Entries from a dataset of interfaces:
[Start of Attachment]

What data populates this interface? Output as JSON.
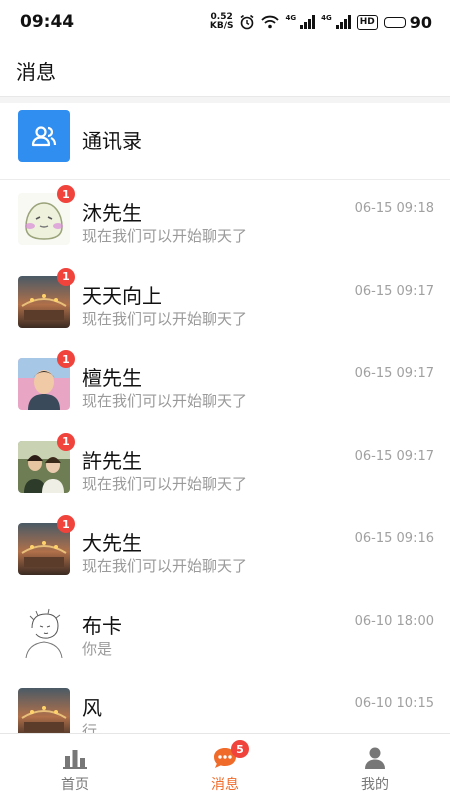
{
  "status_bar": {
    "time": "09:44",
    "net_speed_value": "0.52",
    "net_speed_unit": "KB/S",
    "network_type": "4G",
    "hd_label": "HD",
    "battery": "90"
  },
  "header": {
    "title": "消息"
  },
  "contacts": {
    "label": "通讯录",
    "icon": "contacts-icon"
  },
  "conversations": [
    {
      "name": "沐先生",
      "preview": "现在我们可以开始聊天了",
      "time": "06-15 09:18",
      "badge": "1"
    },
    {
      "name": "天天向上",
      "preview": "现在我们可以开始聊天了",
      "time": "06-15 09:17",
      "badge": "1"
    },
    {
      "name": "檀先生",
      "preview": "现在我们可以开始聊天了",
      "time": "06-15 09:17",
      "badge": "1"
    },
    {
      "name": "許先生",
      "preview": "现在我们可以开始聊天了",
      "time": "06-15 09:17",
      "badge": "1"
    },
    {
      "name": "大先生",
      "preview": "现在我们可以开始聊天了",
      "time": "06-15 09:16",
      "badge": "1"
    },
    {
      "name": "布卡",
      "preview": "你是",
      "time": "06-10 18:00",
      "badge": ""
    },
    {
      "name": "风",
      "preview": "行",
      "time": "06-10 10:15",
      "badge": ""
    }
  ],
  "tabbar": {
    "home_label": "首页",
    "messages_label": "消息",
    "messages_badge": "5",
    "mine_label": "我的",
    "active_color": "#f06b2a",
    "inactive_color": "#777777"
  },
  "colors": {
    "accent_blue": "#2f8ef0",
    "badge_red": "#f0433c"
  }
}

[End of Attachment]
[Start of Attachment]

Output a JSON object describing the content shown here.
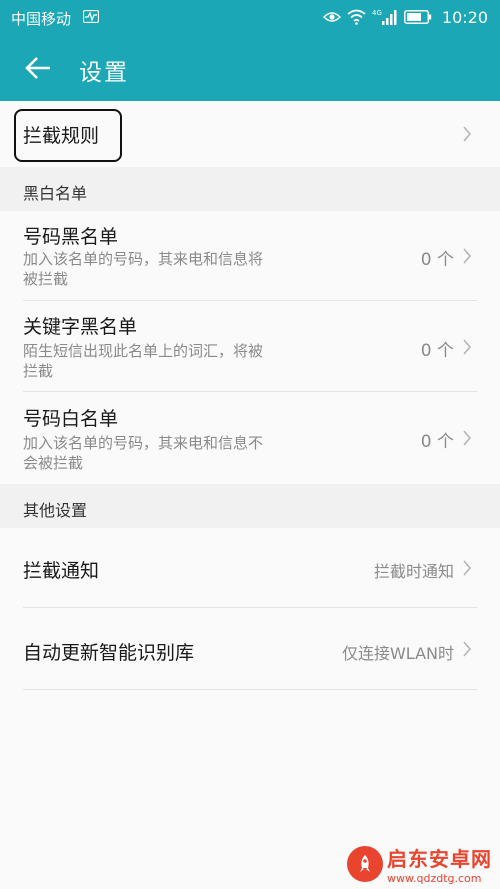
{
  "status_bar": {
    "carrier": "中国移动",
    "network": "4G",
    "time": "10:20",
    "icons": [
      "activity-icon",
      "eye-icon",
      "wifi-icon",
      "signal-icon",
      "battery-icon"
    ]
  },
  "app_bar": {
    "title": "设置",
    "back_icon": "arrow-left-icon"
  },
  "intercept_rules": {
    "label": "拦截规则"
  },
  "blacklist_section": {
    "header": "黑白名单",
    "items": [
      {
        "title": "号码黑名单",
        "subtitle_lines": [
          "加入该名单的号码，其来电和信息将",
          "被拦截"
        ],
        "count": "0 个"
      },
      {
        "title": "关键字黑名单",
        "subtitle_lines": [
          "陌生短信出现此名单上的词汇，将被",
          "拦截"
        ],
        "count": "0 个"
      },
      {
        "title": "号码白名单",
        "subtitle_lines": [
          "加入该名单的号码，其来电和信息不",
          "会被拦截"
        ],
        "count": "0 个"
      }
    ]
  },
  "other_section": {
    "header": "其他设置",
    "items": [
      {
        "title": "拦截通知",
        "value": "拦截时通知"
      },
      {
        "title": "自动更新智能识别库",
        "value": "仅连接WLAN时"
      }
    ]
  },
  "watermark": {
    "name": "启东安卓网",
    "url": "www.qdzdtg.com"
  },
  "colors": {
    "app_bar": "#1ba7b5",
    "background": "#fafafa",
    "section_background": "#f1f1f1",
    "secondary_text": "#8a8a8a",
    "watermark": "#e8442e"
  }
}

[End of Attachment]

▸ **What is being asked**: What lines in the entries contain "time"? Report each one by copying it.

▸ **Result**:
    "time": "09:44",
      "time": "06-15 09:18",
      "time": "06-15 09:17",
      "time": "06-15 09:17",
      "time": "06-15 09:17",
      "time": "06-15 09:16",
      "time": "06-10 18:00",
      "time": "06-10 10:15",
    "time": "10:20",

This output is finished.